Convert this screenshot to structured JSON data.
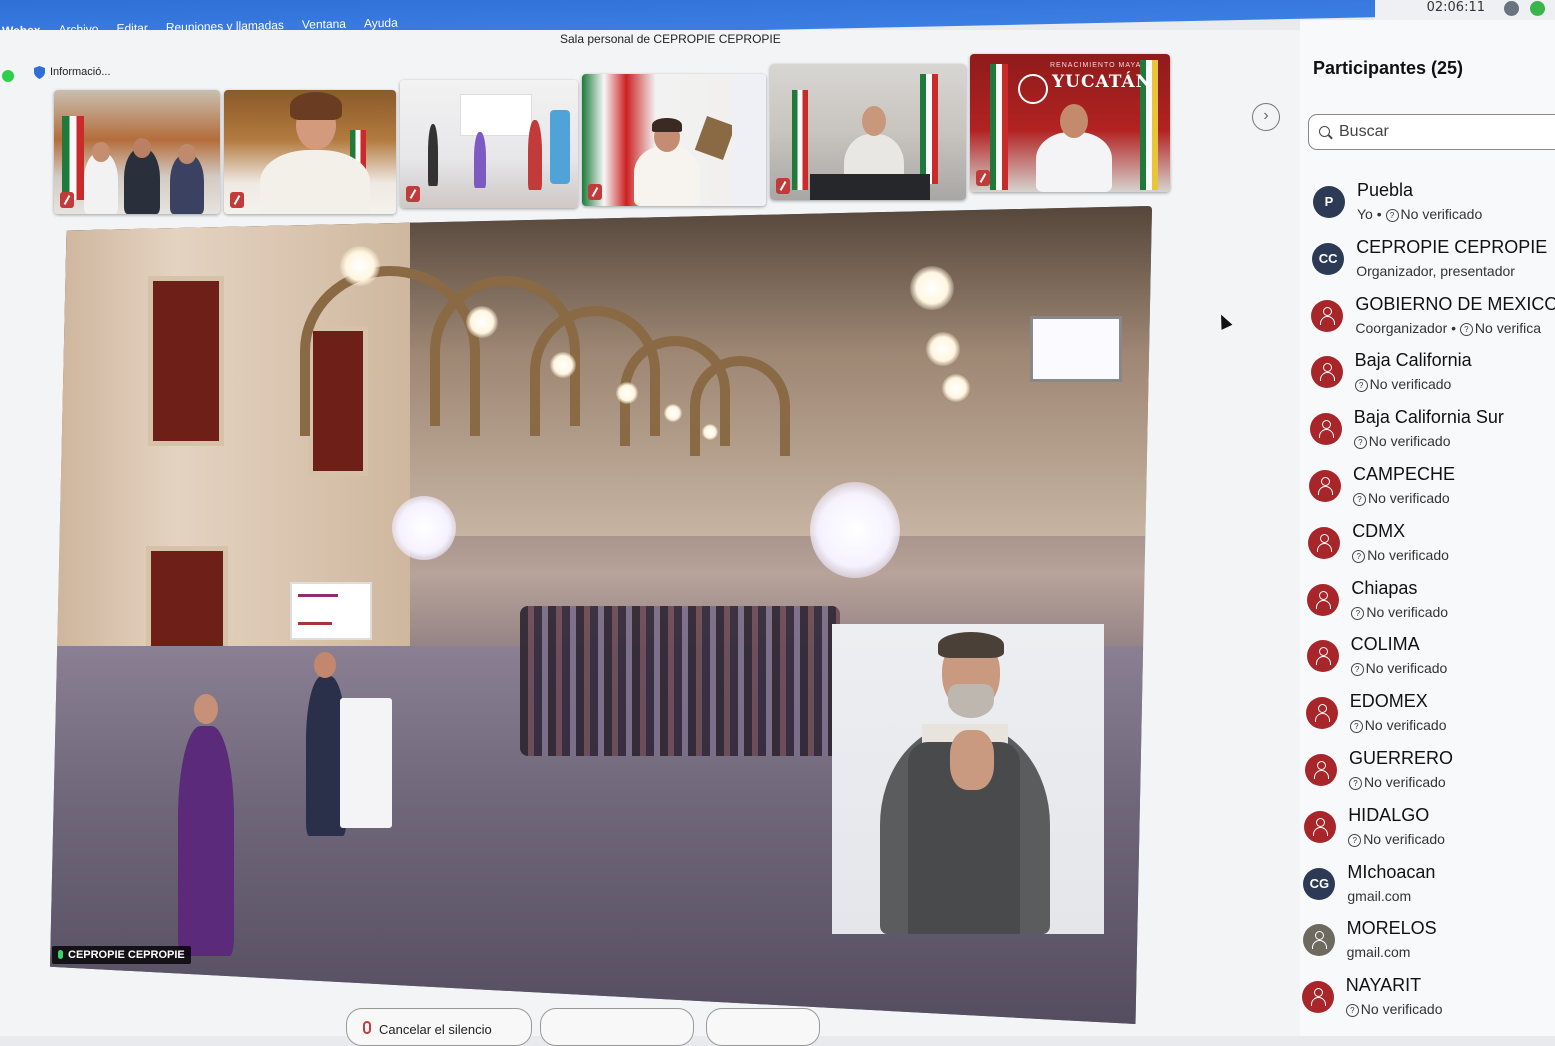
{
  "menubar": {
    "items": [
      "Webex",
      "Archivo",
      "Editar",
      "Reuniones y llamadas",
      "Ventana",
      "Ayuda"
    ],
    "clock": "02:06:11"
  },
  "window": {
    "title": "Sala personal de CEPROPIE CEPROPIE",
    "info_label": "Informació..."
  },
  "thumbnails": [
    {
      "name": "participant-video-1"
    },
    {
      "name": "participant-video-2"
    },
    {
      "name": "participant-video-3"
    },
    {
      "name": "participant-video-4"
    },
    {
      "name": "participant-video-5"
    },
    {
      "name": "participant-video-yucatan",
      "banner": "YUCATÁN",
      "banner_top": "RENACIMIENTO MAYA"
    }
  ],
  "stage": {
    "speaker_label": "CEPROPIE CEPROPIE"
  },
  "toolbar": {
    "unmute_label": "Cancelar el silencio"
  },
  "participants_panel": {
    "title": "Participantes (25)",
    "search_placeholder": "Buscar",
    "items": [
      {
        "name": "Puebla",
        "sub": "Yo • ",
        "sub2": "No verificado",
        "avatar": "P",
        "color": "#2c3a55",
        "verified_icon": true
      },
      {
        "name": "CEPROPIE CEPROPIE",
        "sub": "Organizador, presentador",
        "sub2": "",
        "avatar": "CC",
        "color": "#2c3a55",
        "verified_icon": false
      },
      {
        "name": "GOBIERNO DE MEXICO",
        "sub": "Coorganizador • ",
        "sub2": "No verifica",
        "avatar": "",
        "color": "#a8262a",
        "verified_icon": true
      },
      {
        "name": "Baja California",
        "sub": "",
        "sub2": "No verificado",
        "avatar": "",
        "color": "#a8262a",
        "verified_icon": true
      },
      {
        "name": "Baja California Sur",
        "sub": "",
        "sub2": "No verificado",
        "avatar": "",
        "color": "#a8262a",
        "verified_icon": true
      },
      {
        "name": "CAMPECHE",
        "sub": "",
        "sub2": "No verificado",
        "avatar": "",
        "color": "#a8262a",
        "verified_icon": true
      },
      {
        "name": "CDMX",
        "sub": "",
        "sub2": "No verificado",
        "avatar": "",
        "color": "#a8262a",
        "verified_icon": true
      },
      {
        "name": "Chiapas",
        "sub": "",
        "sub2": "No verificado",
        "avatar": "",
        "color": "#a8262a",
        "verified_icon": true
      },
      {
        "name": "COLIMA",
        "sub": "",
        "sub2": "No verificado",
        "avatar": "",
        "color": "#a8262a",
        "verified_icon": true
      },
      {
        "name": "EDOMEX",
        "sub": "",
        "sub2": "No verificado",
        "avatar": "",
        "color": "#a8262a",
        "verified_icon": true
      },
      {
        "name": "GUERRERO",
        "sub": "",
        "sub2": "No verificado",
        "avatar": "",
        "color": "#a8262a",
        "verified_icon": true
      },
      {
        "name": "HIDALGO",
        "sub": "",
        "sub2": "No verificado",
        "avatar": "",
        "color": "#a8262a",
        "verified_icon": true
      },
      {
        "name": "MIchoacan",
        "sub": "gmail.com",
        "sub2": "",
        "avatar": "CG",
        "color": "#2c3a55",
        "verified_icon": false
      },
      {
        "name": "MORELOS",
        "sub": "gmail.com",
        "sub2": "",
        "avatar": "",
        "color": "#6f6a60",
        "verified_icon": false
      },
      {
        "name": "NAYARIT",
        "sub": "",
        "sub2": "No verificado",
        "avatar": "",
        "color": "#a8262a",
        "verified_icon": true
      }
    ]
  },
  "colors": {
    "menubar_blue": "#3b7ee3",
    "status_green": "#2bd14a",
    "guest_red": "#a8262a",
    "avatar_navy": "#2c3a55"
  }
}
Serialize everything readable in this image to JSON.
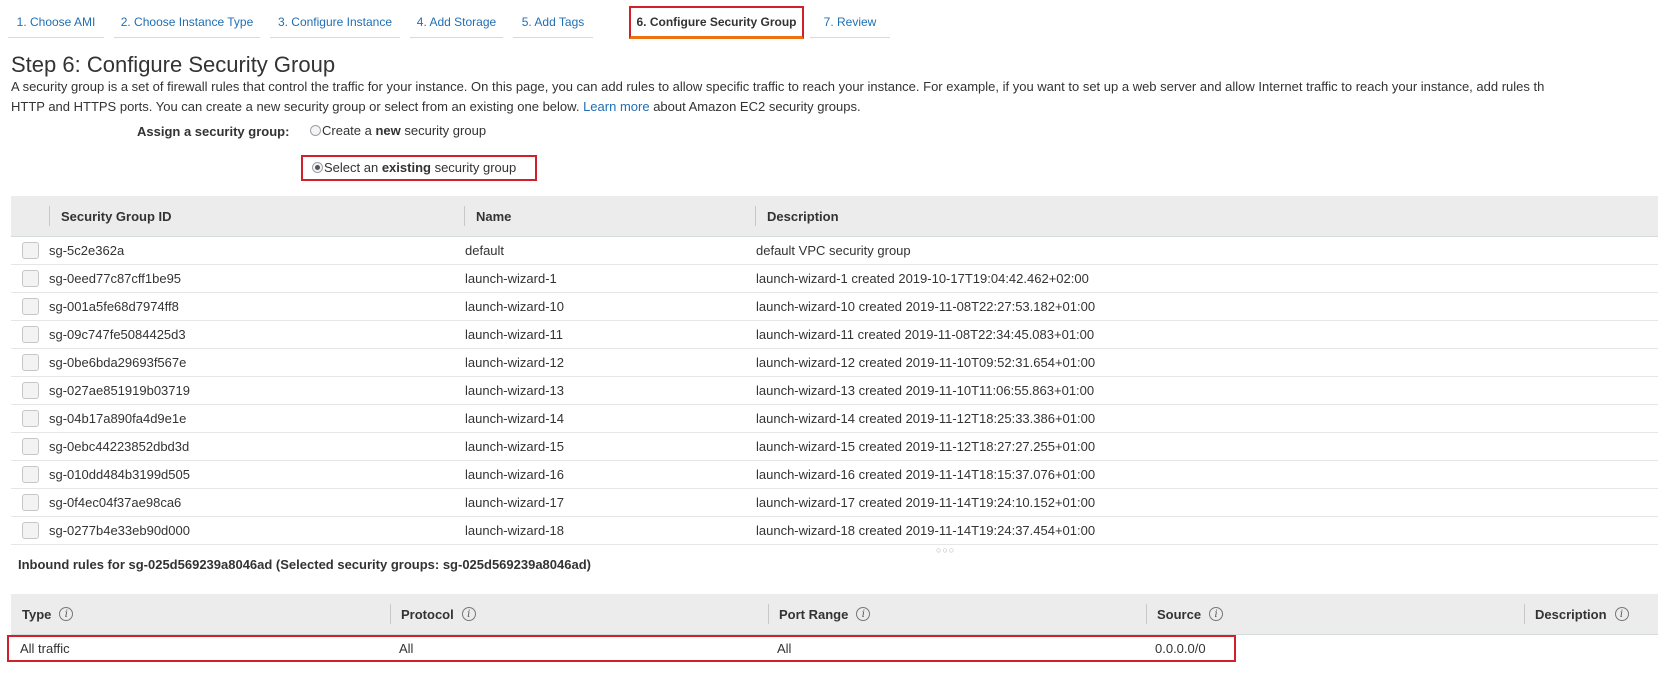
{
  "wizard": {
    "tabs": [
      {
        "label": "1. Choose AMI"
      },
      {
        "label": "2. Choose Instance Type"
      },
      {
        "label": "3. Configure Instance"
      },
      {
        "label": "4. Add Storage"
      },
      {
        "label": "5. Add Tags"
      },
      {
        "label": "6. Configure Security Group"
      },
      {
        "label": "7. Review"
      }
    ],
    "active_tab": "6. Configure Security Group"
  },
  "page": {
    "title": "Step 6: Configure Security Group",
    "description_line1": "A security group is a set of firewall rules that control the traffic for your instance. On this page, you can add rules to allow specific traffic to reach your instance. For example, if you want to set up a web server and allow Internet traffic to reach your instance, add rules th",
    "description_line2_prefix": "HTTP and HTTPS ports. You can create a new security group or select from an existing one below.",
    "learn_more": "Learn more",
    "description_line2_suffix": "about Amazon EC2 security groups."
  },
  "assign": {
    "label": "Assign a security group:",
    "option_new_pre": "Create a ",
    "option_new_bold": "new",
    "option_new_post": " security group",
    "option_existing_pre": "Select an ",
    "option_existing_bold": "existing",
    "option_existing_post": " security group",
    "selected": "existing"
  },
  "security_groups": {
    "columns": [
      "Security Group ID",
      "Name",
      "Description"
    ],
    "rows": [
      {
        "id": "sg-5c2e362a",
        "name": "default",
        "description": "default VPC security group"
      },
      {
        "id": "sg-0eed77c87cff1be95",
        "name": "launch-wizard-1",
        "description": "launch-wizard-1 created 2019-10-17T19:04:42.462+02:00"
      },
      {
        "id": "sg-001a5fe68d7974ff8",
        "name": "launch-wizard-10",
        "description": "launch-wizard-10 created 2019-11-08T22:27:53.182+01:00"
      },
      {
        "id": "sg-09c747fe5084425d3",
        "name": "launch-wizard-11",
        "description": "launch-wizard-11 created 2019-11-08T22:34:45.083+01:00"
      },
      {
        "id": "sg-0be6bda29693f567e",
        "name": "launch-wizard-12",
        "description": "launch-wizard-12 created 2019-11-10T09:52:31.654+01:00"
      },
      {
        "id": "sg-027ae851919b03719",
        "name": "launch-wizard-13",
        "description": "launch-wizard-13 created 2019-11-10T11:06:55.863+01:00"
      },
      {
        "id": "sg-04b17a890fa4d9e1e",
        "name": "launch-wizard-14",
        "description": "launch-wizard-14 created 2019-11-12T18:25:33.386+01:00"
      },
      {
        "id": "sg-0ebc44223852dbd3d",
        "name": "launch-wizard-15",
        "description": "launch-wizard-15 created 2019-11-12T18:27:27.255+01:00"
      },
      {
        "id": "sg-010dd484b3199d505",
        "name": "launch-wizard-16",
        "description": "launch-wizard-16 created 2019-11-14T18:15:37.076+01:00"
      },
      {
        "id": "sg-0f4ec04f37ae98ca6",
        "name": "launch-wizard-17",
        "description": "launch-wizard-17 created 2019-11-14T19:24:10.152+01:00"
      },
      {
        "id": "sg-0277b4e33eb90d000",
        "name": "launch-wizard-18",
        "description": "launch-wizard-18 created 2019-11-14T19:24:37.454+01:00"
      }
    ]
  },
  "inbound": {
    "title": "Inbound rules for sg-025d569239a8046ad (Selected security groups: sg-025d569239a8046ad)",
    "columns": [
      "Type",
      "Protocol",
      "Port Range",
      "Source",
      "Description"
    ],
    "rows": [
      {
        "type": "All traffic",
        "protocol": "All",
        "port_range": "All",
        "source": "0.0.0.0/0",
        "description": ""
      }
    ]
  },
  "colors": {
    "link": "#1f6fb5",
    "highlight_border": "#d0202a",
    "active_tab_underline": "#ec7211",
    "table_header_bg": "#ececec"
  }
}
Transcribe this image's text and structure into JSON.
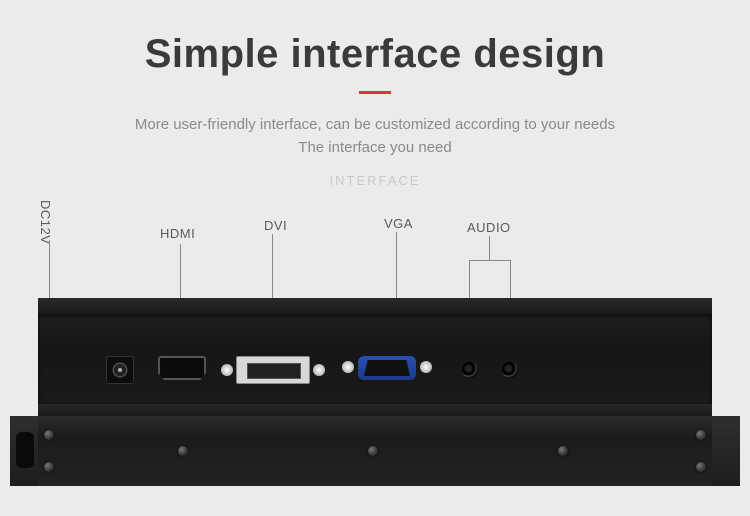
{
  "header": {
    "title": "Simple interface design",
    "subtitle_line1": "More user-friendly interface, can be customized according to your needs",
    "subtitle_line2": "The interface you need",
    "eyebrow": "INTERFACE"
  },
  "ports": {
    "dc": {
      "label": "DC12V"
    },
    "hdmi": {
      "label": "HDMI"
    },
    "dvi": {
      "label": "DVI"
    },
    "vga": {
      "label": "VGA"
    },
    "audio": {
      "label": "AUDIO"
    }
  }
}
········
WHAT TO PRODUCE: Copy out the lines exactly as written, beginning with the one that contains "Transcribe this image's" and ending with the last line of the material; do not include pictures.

SOLUTION FOR THIS PROBLEM:
Transcribe this image's text and structure into JSON.
{
  "header": {
    "title": "Simple interface design",
    "subtitle_line1": "More user-friendly interface, can be customized according to your needs",
    "subtitle_line2": "The interface you need",
    "eyebrow": "INTERFACE"
  },
  "ports": {
    "dc": {
      "label": "DC12V"
    },
    "hdmi": {
      "label": "HDMI"
    },
    "dvi": {
      "label": "DVI"
    },
    "vga": {
      "label": "VGA"
    },
    "audio": {
      "label": "AUDIO"
    }
  }
}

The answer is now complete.